Hopes that she and lord Lisle, with all there, are in good health. Does not hear otherwise of her here.
I beg you to remember my Lord (fn. 7) my master's matter with your husband, in which he has charged me to see to his assurance, and to be no less diligent than when I was a mean between you and him for the delay of the first payment till All Holantyde. I beg you to order my Lord for his assurance, according to the writings which I sent to you from London before this last Easter, so that my master may have no cause to think unkindness of your husband, or be discontented with me. I wrote on Palm Sunday, and delivered the letter to Leonard Smyth, disclosing my mind, and excusing myself from the unkindness and mistrust which your late letters suppose, but which, considering your kindness, it would be most unnatural in me to feel. My Lord would be glad to hear from you. He came on Friday in Easter week to Chichester, as the chief commissioner for the valuation of the spiritual lands. He was accompanied by 100 horse, partly gentlemen of the county and partly his own. Such yet is his stomach to honor the King's commission, albeit by his great age scarce able to bear it. He made that day such a dinner of fish, as nor I, nor none that there were, ever saw, as they said, for the quantity and goodness of them. About 700 persons dined in his palace; some in the hall, which is not small; some in the parlour and the great chamber above, where he dined for warmth, with other of the commissioners. I trust to be in London in a fortnight, when I have to do my duty to your son John Basset; for I was never so weary of Sussex, what by wooing, what by labours, what also by the sorrowfulness that I have of my poor mother lying on the mercy of God. I am bold to make my complaint to you; but you are good, and it is said to be an easeful physic for a man to show his grief where he loveth.

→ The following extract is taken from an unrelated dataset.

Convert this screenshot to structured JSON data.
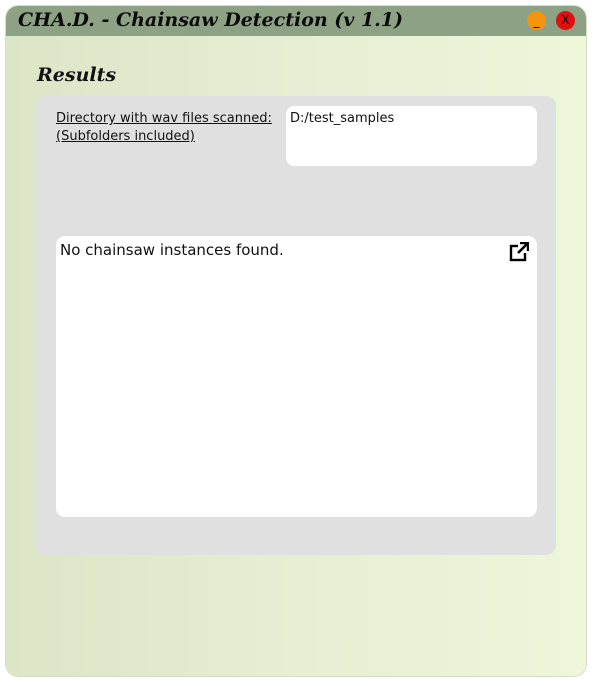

Chichester, 10 April.
Hol., pp. 2. Add.: At Calais.

Footnotes

1 Should be 1535.
2 The date of the year is in the same hand as the text, but a blank was left for the month and day of the month, the document having evidently been prepared long before.

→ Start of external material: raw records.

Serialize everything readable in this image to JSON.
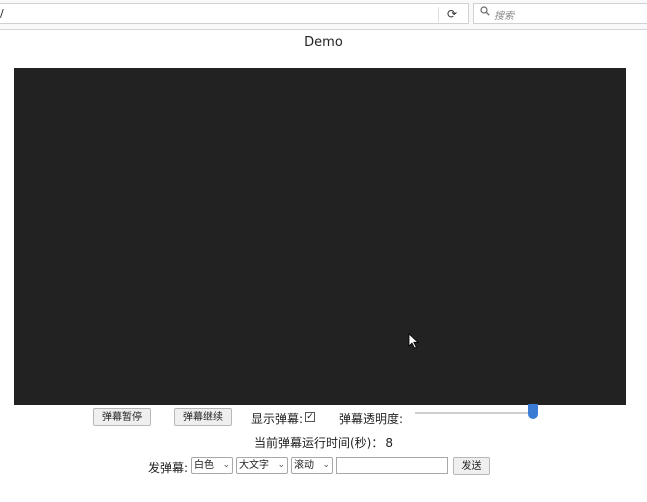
{
  "browser": {
    "url": "/",
    "reload_glyph": "⟳",
    "search_glyph": "🔍",
    "search_placeholder": "搜索"
  },
  "page": {
    "title": "Demo"
  },
  "controls": {
    "pause_label": "弹幕暂停",
    "resume_label": "弹幕继续",
    "show_label": "显示弹幕:",
    "show_checked": true,
    "check_glyph": "✓",
    "opacity_label": "弹幕透明度:",
    "opacity_value": 1.0
  },
  "runtime": {
    "label": "当前弹幕运行时间(秒)：",
    "value": "8"
  },
  "send": {
    "label": "发弹幕:",
    "color_selected": "白色",
    "size_selected": "大文字",
    "mode_selected": "滚动",
    "text_value": "",
    "send_label": "发送",
    "chev": "⌄"
  },
  "colors": {
    "video_bg": "#222222",
    "slider_thumb": "#3a7bd5"
  }
}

3 The proper punctuation of Sir Clement West's mutilated letters is a matter of great uncertainty, as there is a stop between every word in the original, and the writer's grammar is peculiar to himself.
4 "En peu de heure Dieu la venoe" (qu. vengera?)
5 Christopher Wellyfed.
6 Nic. West, Bishop of Ely.
7 The Bishop of Chichester.